Entries taken from a collection

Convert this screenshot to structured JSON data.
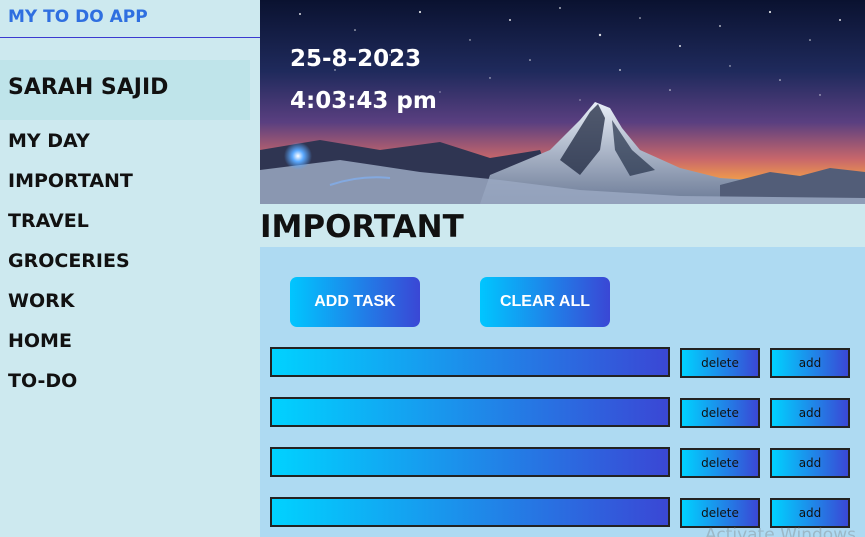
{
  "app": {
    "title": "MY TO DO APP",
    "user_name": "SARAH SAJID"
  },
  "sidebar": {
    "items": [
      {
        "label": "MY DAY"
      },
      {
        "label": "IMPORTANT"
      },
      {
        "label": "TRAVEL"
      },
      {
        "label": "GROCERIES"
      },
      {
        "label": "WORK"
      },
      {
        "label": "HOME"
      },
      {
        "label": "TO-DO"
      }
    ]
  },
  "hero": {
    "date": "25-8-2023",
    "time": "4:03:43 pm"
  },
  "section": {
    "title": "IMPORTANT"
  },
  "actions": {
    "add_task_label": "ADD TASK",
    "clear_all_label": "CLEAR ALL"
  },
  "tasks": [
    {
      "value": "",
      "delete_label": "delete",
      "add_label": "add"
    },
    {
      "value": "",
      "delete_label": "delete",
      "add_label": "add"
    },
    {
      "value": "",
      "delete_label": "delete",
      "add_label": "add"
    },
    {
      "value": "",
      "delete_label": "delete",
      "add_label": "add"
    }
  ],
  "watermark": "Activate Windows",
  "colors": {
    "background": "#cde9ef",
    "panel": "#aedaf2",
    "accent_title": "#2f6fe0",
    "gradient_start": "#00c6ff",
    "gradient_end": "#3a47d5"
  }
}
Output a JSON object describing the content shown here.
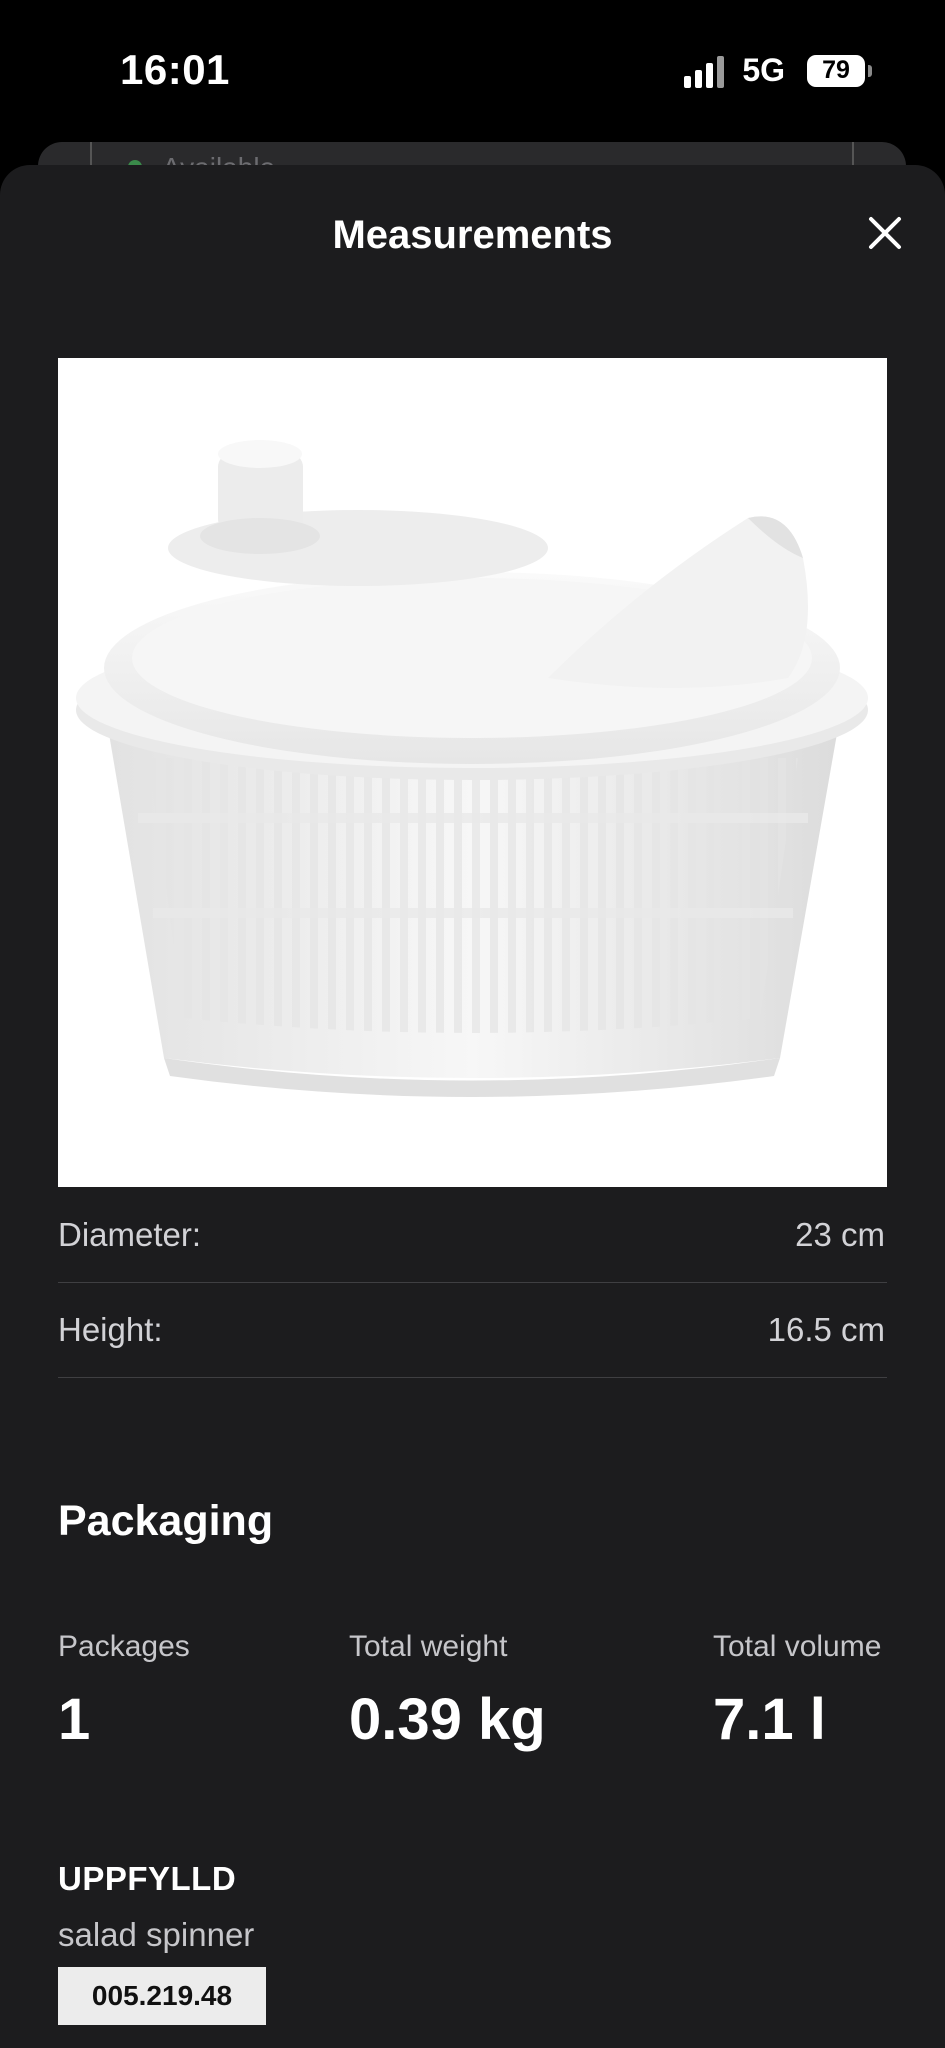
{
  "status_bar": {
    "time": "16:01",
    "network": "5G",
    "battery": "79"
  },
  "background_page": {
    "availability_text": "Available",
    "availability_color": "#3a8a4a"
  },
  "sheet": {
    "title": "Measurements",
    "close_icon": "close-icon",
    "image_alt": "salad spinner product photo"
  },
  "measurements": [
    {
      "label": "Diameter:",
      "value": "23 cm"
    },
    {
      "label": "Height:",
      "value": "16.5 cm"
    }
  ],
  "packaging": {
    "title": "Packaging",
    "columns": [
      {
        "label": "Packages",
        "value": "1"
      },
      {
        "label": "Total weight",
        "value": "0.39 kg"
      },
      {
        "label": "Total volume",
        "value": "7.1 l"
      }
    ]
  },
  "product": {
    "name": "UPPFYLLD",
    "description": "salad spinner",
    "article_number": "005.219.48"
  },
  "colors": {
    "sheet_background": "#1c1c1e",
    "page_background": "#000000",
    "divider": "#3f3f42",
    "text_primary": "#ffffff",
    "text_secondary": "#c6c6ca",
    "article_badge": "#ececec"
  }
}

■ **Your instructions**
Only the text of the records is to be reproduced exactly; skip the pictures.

■ **Problem solution**
Convert this screenshot to structured JSON data.
{
  "app": {
    "title": "MY TO DO APP",
    "user_name": "SARAH SAJID"
  },
  "sidebar": {
    "items": [
      {
        "label": "MY DAY"
      },
      {
        "label": "IMPORTANT"
      },
      {
        "label": "TRAVEL"
      },
      {
        "label": "GROCERIES"
      },
      {
        "label": "WORK"
      },
      {
        "label": "HOME"
      },
      {
        "label": "TO-DO"
      }
    ]
  },
  "hero": {
    "date": "25-8-2023",
    "time": "4:03:43 pm"
  },
  "section": {
    "title": "IMPORTANT"
  },
  "actions": {
    "add_task_label": "ADD TASK",
    "clear_all_label": "CLEAR ALL"
  },
  "tasks": [
    {
      "value": "",
      "delete_label": "delete",
      "add_label": "add"
    },
    {
      "value": "",
      "delete_label": "delete",
      "add_label": "add"
    },
    {
      "value": "",
      "delete_label": "delete",
      "add_label": "add"
    },
    {
      "value": "",
      "delete_label": "delete",
      "add_label": "add"
    }
  ],
  "watermark": "Activate Windows",
  "colors": {
    "background": "#cde9ef",
    "panel": "#aedaf2",
    "accent_title": "#2f6fe0",
    "gradient_start": "#00c6ff",
    "gradient_end": "#3a47d5"
  }
}
Output a JSON object describing the content shown here.
{
  "status_bar": {
    "time": "16:01",
    "network": "5G",
    "battery": "79"
  },
  "background_page": {
    "availability_text": "Available",
    "availability_color": "#3a8a4a"
  },
  "sheet": {
    "title": "Measurements",
    "close_icon": "close-icon",
    "image_alt": "salad spinner product photo"
  },
  "measurements": [
    {
      "label": "Diameter:",
      "value": "23 cm"
    },
    {
      "label": "Height:",
      "value": "16.5 cm"
    }
  ],
  "packaging": {
    "title": "Packaging",
    "columns": [
      {
        "label": "Packages",
        "value": "1"
      },
      {
        "label": "Total weight",
        "value": "0.39 kg"
      },
      {
        "label": "Total volume",
        "value": "7.1 l"
      }
    ]
  },
  "product": {
    "name": "UPPFYLLD",
    "description": "salad spinner",
    "article_number": "005.219.48"
  },
  "colors": {
    "sheet_background": "#1c1c1e",
    "page_background": "#000000",
    "divider": "#3f3f42",
    "text_primary": "#ffffff",
    "text_secondary": "#c6c6ca",
    "article_badge": "#ececec"
  }
}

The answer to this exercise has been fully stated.